___ INPUT DATA ___

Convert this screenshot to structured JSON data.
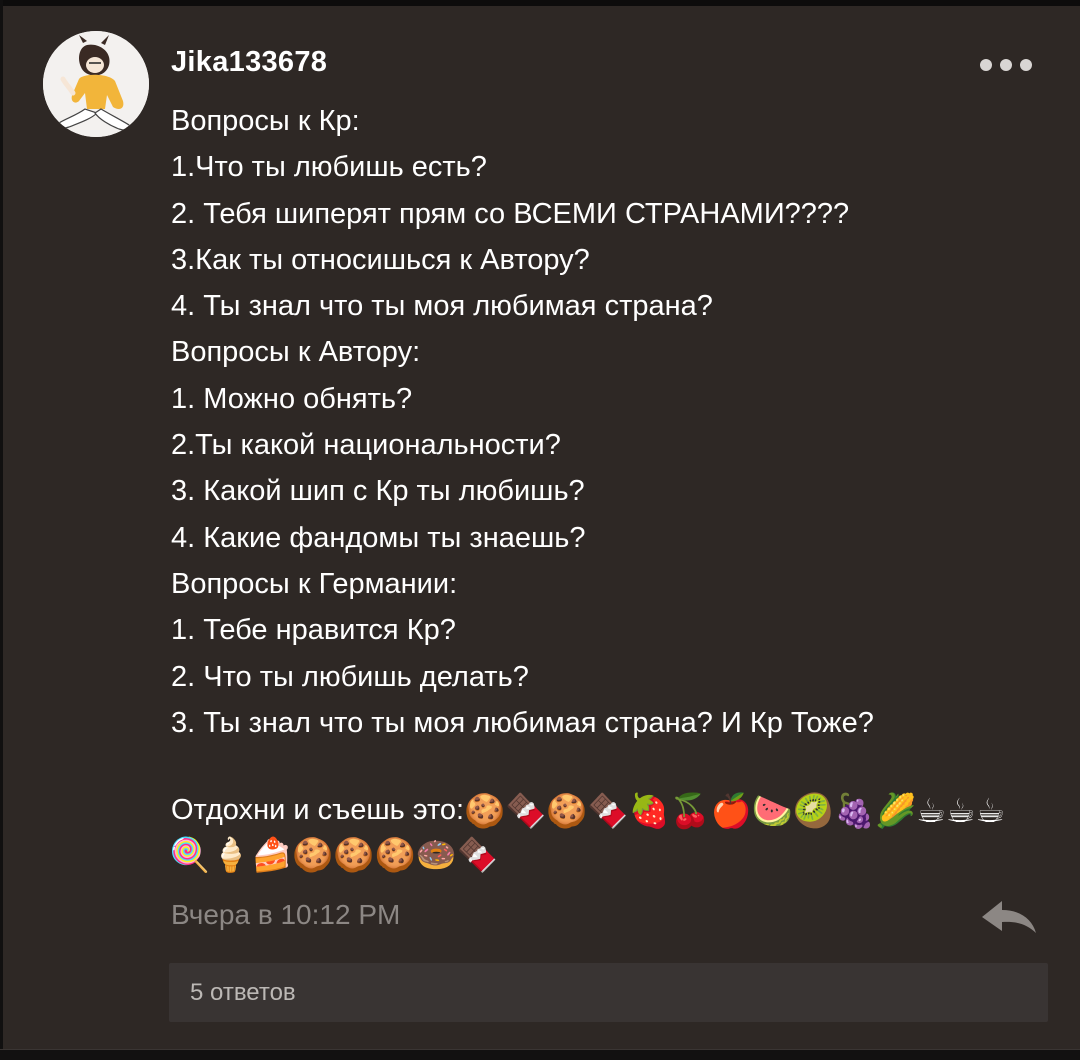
{
  "comment": {
    "username": "Jika133678",
    "lines": [
      "Вопросы к Кр:",
      "1.Что ты любишь есть?",
      "2. Тебя шиперят прям со ВСЕМИ СТРАНАМИ????",
      "3.Как ты относишься к Автору?",
      "4. Ты знал что ты моя любимая страна?",
      "Вопросы к Автору:",
      "1. Можно обнять?",
      "2.Ты какой национальности?",
      "3. Какой шип с Кр ты любишь?",
      "4. Какие фандомы ты знаешь?",
      "Вопросы к Германии:",
      "1. Тебе нравится Кр?",
      "2. Что ты любишь делать?",
      "3. Ты знал что ты моя любимая страна? И Кр Тоже?"
    ],
    "treat_prefix": "Отдохни и съешь это:",
    "emojis_line1": [
      "🍪",
      "🍫",
      "🍪",
      "🍫",
      "🍓",
      "🍒",
      "🍎",
      "🍉",
      "🥝",
      "🍇",
      "🌽",
      "☕",
      "☕",
      "☕"
    ],
    "emojis_line2": [
      "🍭",
      "🍦",
      "🍰",
      "🍪",
      "🍪",
      "🍪",
      "🍩",
      "🍫"
    ],
    "timestamp": "Вчера в 10:12 PM",
    "replies_label": "5 ответов"
  },
  "icons": {
    "more": "more-dots-icon",
    "reply": "reply-arrow-icon",
    "avatar": "user-avatar"
  },
  "colors": {
    "background": "#2e2825",
    "text": "#ffffff",
    "timestamp": "#8c8784",
    "replies_bar": "#393433"
  }
}
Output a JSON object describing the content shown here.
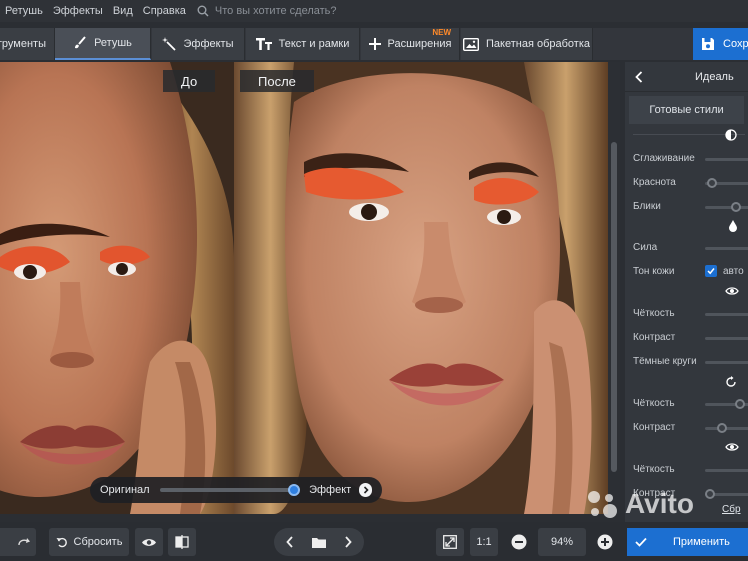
{
  "menu": {
    "items": [
      "Ретушь",
      "Эффекты",
      "Вид",
      "Справка"
    ],
    "search_placeholder": "Что вы хотите сделать?"
  },
  "toolbar": {
    "tabs": [
      {
        "label": "струменты",
        "icon": "tools-icon"
      },
      {
        "label": "Ретушь",
        "icon": "brush-icon"
      },
      {
        "label": "Эффекты",
        "icon": "magic-wand-icon"
      },
      {
        "label": "Текст и рамки",
        "icon": "text-icon"
      },
      {
        "label": "Расширения",
        "icon": "plus-icon",
        "badge": "NEW"
      },
      {
        "label": "Пакетная обработка",
        "icon": "batch-image-icon"
      }
    ],
    "save_label": "Сохра"
  },
  "canvas": {
    "before_label": "До",
    "after_label": "После",
    "compare": {
      "left_label": "Оригинал",
      "right_label": "Эффект",
      "value": 1.0
    }
  },
  "panel": {
    "title": "Идеаль",
    "styles_button": "Готовые стили",
    "rows": [
      {
        "label": "Сглаживание",
        "value": 0.0
      },
      {
        "label": "Краснота",
        "value": 0.1
      },
      {
        "label": "Блики",
        "value": 0.7
      },
      {
        "label": "Сила",
        "value": 0.0
      },
      {
        "label": "Тон кожи",
        "checkbox": "авто"
      },
      {
        "label": "Чёткость",
        "value": 0.0
      },
      {
        "label": "Контраст",
        "value": 0.0
      },
      {
        "label": "Тёмные круги",
        "value": 0.0
      },
      {
        "label": "Чёткость",
        "value": 0.0
      },
      {
        "label": "Контраст",
        "value": 0.25
      },
      {
        "label": "Чёткость",
        "value": 0.0
      },
      {
        "label": "Контраст",
        "value": 0.0
      }
    ],
    "reset_small": "Сбр"
  },
  "bottom": {
    "reset_label": "Сбросить",
    "ratio_label": "1:1",
    "zoom": "94%",
    "apply_label": "Применить"
  },
  "watermark": "Avito",
  "colors": {
    "accent": "#1c6fd1",
    "badge": "#ff8a2a"
  }
}
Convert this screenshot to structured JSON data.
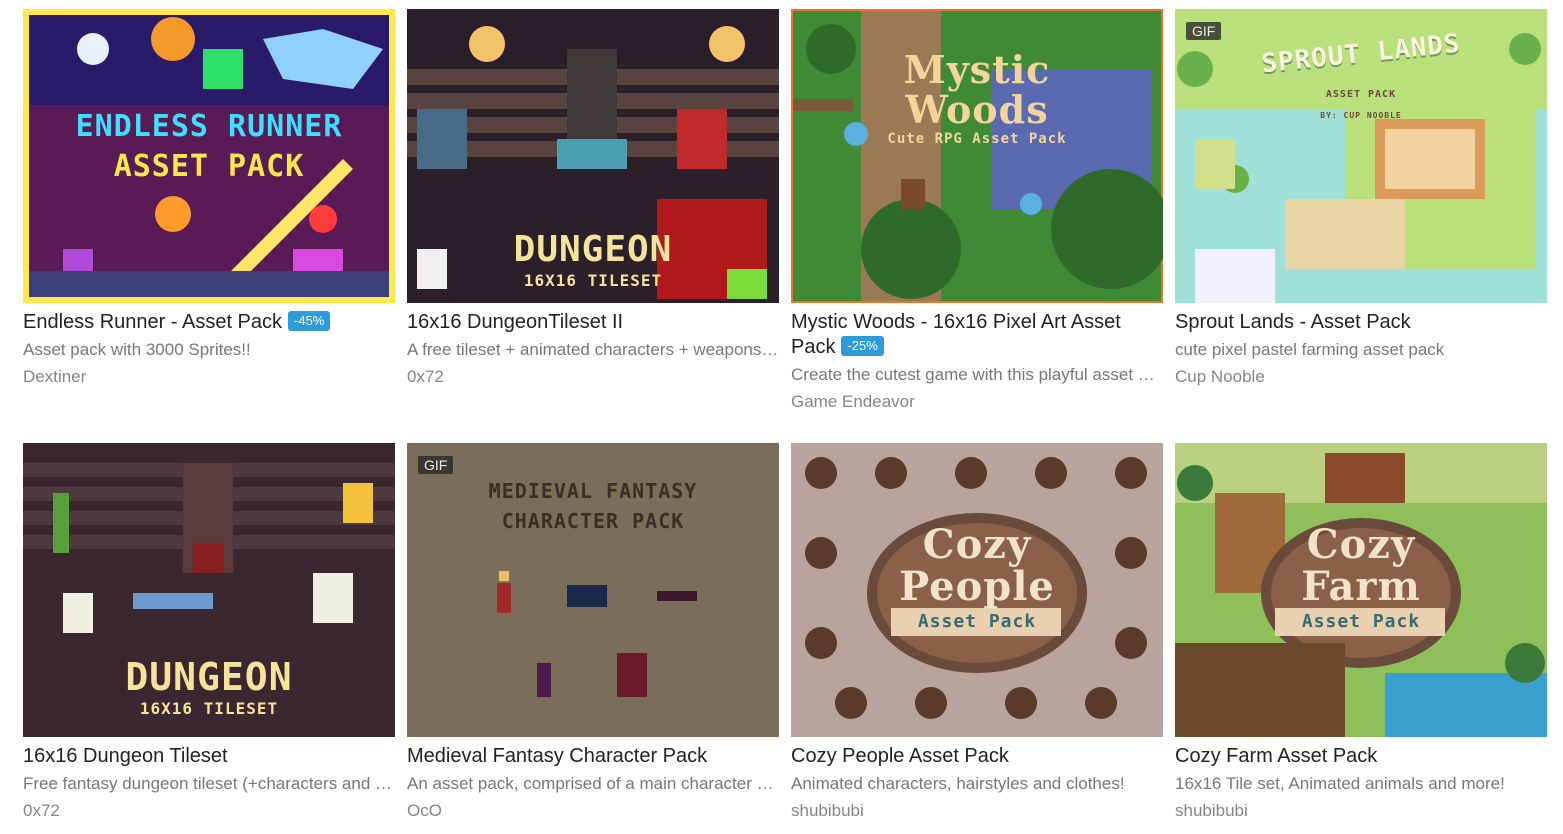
{
  "games": [
    {
      "title": "Endless Runner - Asset Pack",
      "sale": "-45%",
      "description": "Asset pack with 3000 Sprites!!",
      "author": "Dextiner",
      "gif": "",
      "art_line1": "ENDLESS RUNNER",
      "art_line2": "ASSET PACK"
    },
    {
      "title": "16x16 DungeonTileset II",
      "sale": "",
      "description": "A free tileset + animated characters + weapons…",
      "author": "0x72",
      "gif": "",
      "art_line1": "DUNGEON",
      "art_line2": "16X16 TILESET"
    },
    {
      "title": "Mystic Woods - 16x16 Pixel Art Asset Pack",
      "sale": "-25%",
      "description": "Create the cutest game with this playful asset p…",
      "author": "Game Endeavor",
      "gif": "",
      "art_line1": "Mystic",
      "art_line2": "Woods",
      "art_line3": "Cute RPG Asset Pack"
    },
    {
      "title": "Sprout Lands - Asset Pack",
      "sale": "",
      "description": "cute pixel pastel farming asset pack",
      "author": "Cup Nooble",
      "gif": "GIF",
      "art_line1": "SPROUT LANDS",
      "art_line2": "ASSET PACK",
      "art_line3": "BY: CUP NOOBLE"
    },
    {
      "title": "16x16 Dungeon Tileset",
      "sale": "",
      "description": "Free fantasy dungeon tileset (+characters and …",
      "author": "0x72",
      "gif": "",
      "art_line1": "DUNGEON",
      "art_line2": "16X16 TILESET"
    },
    {
      "title": "Medieval Fantasy Character Pack",
      "sale": "",
      "description": "An asset pack, comprised of a main character a…",
      "author": "OcO",
      "gif": "GIF",
      "art_line1": "MEDIEVAL FANTASY",
      "art_line2": "CHARACTER PACK"
    },
    {
      "title": "Cozy People Asset Pack",
      "sale": "",
      "description": "Animated characters, hairstyles and clothes!",
      "author": "shubibubi",
      "gif": "",
      "art_line1": "Cozy",
      "art_line2": "People",
      "art_line3": "Asset Pack"
    },
    {
      "title": "Cozy Farm Asset Pack",
      "sale": "",
      "description": "16x16 Tile set, Animated animals and more!",
      "author": "shubibubi",
      "gif": "",
      "art_line1": "Cozy",
      "art_line2": "Farm",
      "art_line3": "Asset Pack"
    }
  ],
  "colors": {
    "sale_badge": "#2d9cdb",
    "title": "#222222",
    "meta": "#777777"
  }
}
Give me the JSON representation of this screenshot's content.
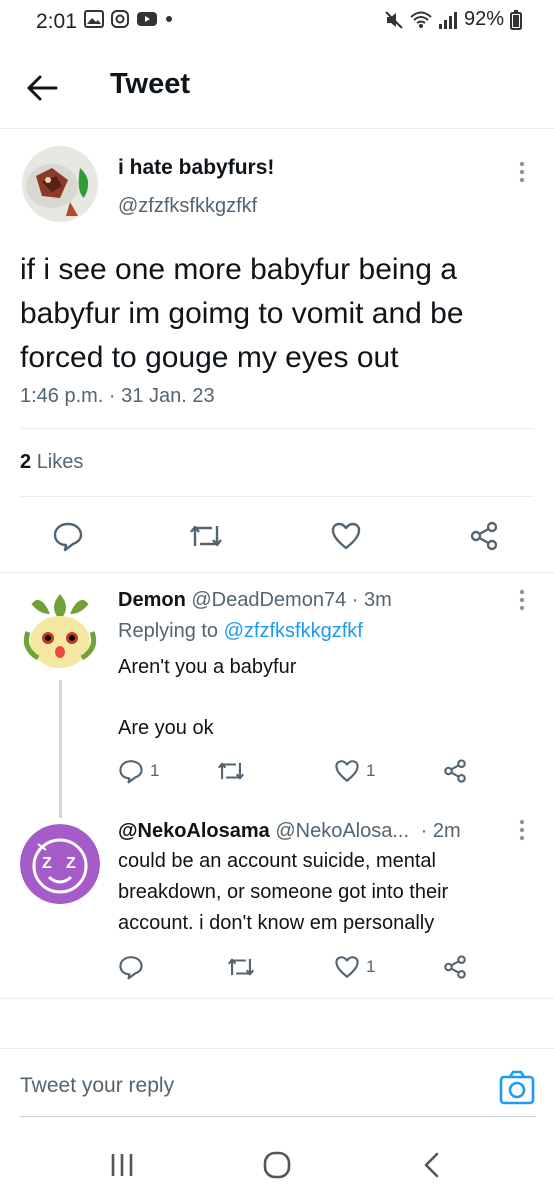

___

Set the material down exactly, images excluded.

Convert this screenshot to structured JSON data.
{
  "comment": {
    "username": "Jika133678",
    "lines": [
      "Вопросы к Кр:",
      "1.Что ты любишь есть?",
      "2. Тебя шиперят прям со ВСЕМИ СТРАНАМИ????",
      "3.Как ты относишься к Автору?",
      "4. Ты знал что ты моя любимая страна?",
      "Вопросы к Автору:",
      "1. Можно обнять?",
      "2.Ты какой национальности?",
      "3. Какой шип с Кр ты любишь?",
      "4. Какие фандомы ты знаешь?",
      "Вопросы к Германии:",
      "1. Тебе нравится Кр?",
      "2. Что ты любишь делать?",
      "3. Ты знал что ты моя любимая страна? И Кр Тоже?"
    ],
    "treat_prefix": "Отдохни и съешь это:",
    "emojis_line1": [
      "🍪",
      "🍫",
      "🍪",
      "🍫",
      "🍓",
      "🍒",
      "🍎",
      "🍉",
      "🥝",
      "🍇",
      "🌽",
      "☕",
      "☕",
      "☕"
    ],
    "emojis_line2": [
      "🍭",
      "🍦",
      "🍰",
      "🍪",
      "🍪",
      "🍪",
      "🍩",
      "🍫"
    ],
    "timestamp": "Вчера в 10:12 PM",
    "replies_label": "5 ответов"
  },
  "icons": {
    "more": "more-dots-icon",
    "reply": "reply-arrow-icon",
    "avatar": "user-avatar"
  },
  "colors": {
    "background": "#2e2825",
    "text": "#ffffff",
    "timestamp": "#8c8784",
    "replies_bar": "#393433"
  }
}
Output a JSON object describing the content shown here.
{
  "menu": {
    "items": [
      "Ретушь",
      "Эффекты",
      "Вид",
      "Справка"
    ],
    "search_placeholder": "Что вы хотите сделать?"
  },
  "toolbar": {
    "tabs": [
      {
        "label": "струменты",
        "icon": "tools-icon"
      },
      {
        "label": "Ретушь",
        "icon": "brush-icon"
      },
      {
        "label": "Эффекты",
        "icon": "magic-wand-icon"
      },
      {
        "label": "Текст и рамки",
        "icon": "text-icon"
      },
      {
        "label": "Расширения",
        "icon": "plus-icon",
        "badge": "NEW"
      },
      {
        "label": "Пакетная обработка",
        "icon": "batch-image-icon"
      }
    ],
    "save_label": "Сохра"
  },
  "canvas": {
    "before_label": "До",
    "after_label": "После",
    "compare": {
      "left_label": "Оригинал",
      "right_label": "Эффект",
      "value": 1.0
    }
  },
  "panel": {
    "title": "Идеаль",
    "styles_button": "Готовые стили",
    "rows": [
      {
        "label": "Сглаживание",
        "value": 0.0
      },
      {
        "label": "Краснота",
        "value": 0.1
      },
      {
        "label": "Блики",
        "value": 0.7
      },
      {
        "label": "Сила",
        "value": 0.0
      },
      {
        "label": "Тон кожи",
        "checkbox": "авто"
      },
      {
        "label": "Чёткость",
        "value": 0.0
      },
      {
        "label": "Контраст",
        "value": 0.0
      },
      {
        "label": "Тёмные круги",
        "value": 0.0
      },
      {
        "label": "Чёткость",
        "value": 0.0
      },
      {
        "label": "Контраст",
        "value": 0.25
      },
      {
        "label": "Чёткость",
        "value": 0.0
      },
      {
        "label": "Контраст",
        "value": 0.0
      }
    ],
    "reset_small": "Сбр"
  },
  "bottom": {
    "reset_label": "Сбросить",
    "ratio_label": "1:1",
    "zoom": "94%",
    "apply_label": "Применить"
  },
  "watermark": "Avito",
  "colors": {
    "accent": "#1c6fd1",
    "badge": "#ff8a2a"
  }
}
Convert this screenshot to structured JSON data.
{
  "games": [
    {
      "title": "Endless Runner - Asset Pack",
      "sale": "-45%",
      "description": "Asset pack with 3000 Sprites!!",
      "author": "Dextiner",
      "gif": "",
      "art_line1": "ENDLESS RUNNER",
      "art_line2": "ASSET PACK"
    },
    {
      "title": "16x16 DungeonTileset II",
      "sale": "",
      "description": "A free tileset + animated characters + weapons…",
      "author": "0x72",
      "gif": "",
      "art_line1": "DUNGEON",
      "art_line2": "16X16 TILESET"
    },
    {
      "title": "Mystic Woods - 16x16 Pixel Art Asset Pack",
      "sale": "-25%",
      "description": "Create the cutest game with this playful asset p…",
      "author": "Game Endeavor",
      "gif": "",
      "art_line1": "Mystic",
      "art_line2": "Woods",
      "art_line3": "Cute RPG Asset Pack"
    },
    {
      "title": "Sprout Lands - Asset Pack",
      "sale": "",
      "description": "cute pixel pastel farming asset pack",
      "author": "Cup Nooble",
      "gif": "GIF",
      "art_line1": "SPROUT LANDS",
      "art_line2": "ASSET PACK",
      "art_line3": "BY: CUP NOOBLE"
    },
    {
      "title": "16x16 Dungeon Tileset",
      "sale": "",
      "description": "Free fantasy dungeon tileset (+characters and …",
      "author": "0x72",
      "gif": "",
      "art_line1": "DUNGEON",
      "art_line2": "16X16 TILESET"
    },
    {
      "title": "Medieval Fantasy Character Pack",
      "sale": "",
      "description": "An asset pack, comprised of a main character a…",
      "author": "OcO",
      "gif": "GIF",
      "art_line1": "MEDIEVAL FANTASY",
      "art_line2": "CHARACTER PACK"
    },
    {
      "title": "Cozy People Asset Pack",
      "sale": "",
      "description": "Animated characters, hairstyles and clothes!",
      "author": "shubibubi",
      "gif": "",
      "art_line1": "Cozy",
      "art_line2": "People",
      "art_line3": "Asset Pack"
    },
    {
      "title": "Cozy Farm Asset Pack",
      "sale": "",
      "description": "16x16 Tile set, Animated animals and more!",
      "author": "shubibubi",
      "gif": "",
      "art_line1": "Cozy",
      "art_line2": "Farm",
      "art_line3": "Asset Pack"
    }
  ],
  "colors": {
    "sale_badge": "#2d9cdb",
    "title": "#222222",
    "meta": "#777777"
  }
}
Give me the JSON representation of this screenshot's content.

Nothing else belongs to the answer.